by U.S. Senator Lisa Murkowski
U.S. Senator Lisa Murkowski (R-AK) penned the following opinion-editorial, honoring members of the U.S. military who have given the ultimate sacrifice and highlighting ways we can honor the fallen—including by caring for the veterans who are still with us:
On Memorial Day, we honor the men and women who have served and given their lives for our nation. These Americans deserve our utmost respect and admiration, today and every day.
Alaska has lost servicemembers in conflicts ranging from the Battle of Attu to the Global War on Terror. They left their homes to fight for our country, selflessly and courageously and knowing they might never come back. We can never fully thank them for their ultimate sacrifice, but we must try.
Recent events, including the United States’ precipitous withdrawal from Afghanistan, have evoked strong emotions in many veterans. Some were heartsick as the chaotic evacuation played out in real time, leading to questions about their service. The pain they feel now is in part because the U.S. presence should not have ended that way, but also because we saw what a free, fair, and open Afghanistan might look like. And then it slipped away.
A total of 2,401 American lives were lost in 20 years of war in Afghanistan, but those heroes’ actions were absolutely not in vain. Our brave Arctic Warriors fought to fulfill the mission our country asked of them. We’re proud of what they accomplished, and for everything they did to show Afghanistan what it could be.
Afghanistan is also a reminder that freedom is not free – and that sometimes, the United States, led by our servicemembers, must bear the burden for others and give them hope.
Russia’s unprovoked invasion of Ukraine has also stoked strong feelings. A number of veterans, including some from our home state, have felt a renewed call to serve to help stop the bloodshed and a new era of authoritarianism. Whether providing resources or volunteering their time and safety to go to Ukraine to assist, their actions again reflect the righteous virtues of America’s veterans – service before self.

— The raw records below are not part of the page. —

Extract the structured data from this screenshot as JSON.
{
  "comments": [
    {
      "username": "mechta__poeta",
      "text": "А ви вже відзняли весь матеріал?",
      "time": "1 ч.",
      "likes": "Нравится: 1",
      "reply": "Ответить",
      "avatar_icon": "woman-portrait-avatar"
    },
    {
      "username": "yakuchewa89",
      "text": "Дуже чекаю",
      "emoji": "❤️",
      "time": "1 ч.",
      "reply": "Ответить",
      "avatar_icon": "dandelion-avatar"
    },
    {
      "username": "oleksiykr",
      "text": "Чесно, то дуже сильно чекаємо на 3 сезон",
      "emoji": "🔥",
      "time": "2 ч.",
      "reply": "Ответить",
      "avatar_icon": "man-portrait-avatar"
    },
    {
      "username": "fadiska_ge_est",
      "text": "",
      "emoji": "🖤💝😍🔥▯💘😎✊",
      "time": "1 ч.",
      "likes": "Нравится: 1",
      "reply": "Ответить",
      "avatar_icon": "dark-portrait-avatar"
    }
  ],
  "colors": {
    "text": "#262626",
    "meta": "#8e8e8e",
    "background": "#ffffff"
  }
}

What we’re seeing abroad – including the Taliban in Afghanistan and Russia in Ukraine – is the type of tyranny our servicemembers have fought and prevailed against. Our veterans, past and present, have answered the call, serving, fighting, and giving all of themselves so that we can live our lives at home in peace.
One of the ways I honor the fallen is by working to advance initiatives in Congress to secure the health and wellbeing of our veterans. The same veterans who bore the burden abroad continue to carry the wounds of war at home, both seen and unseen, and are entitled to all of the benefits painfully earned through their service.
I’ve heard the needs of Alaska’s veterans firsthand. For many, the top priority is serious reform for how the Department of Veterans Affairs (VA) provides healthcare and benefits for disabilities associated with exposure to burn pits.
Many veterans today are suffering from illnesses caused by toxic substances released by the open-pit incineration of trash at locations where there was no better option. The VA is required to provide care and benefits for conditions that were either incurred from or aggravated by military service, while effectively using taxpayer dollars to fund those services. Unfortunately, in some situations, the latter part of that mandate forces the VA to sit back while research is performed to build connections between service and care.
This is an area where Congress can, and is, stepping in. I support the establishment of a presumption of service connection, meaning that a veteran must only prove they served in a location on the toxic exposure register to tie their illness to their service. This will rapidly reduce the amount of time it takes for a veteran to receive needed care. Congress took similar steps in 1991 for veterans exposed to Agent Orange in Vietnam. The same needs to be done for illnesses caused by burn pit exposure, now.
I’m part of several bipartisan efforts to resolve the issue of toxic exposure. And I’m hopeful that veterans’ issues like this one are an area where Congress will firmly reject partisanship to make meaningful and lasting change.
Our nation owes a debt of gratitude to all who have chosen to serve under our flag. On Memorial Day, we remember and pay tribute to those who paid the ultimate price by giving their lives. Their service to our nation will never be forgotten. We will continue to honor them by doing everything we can for those who now shoulder the burden, as well as those the burden weighs heaviest upon, sometimes well after their time in uniform.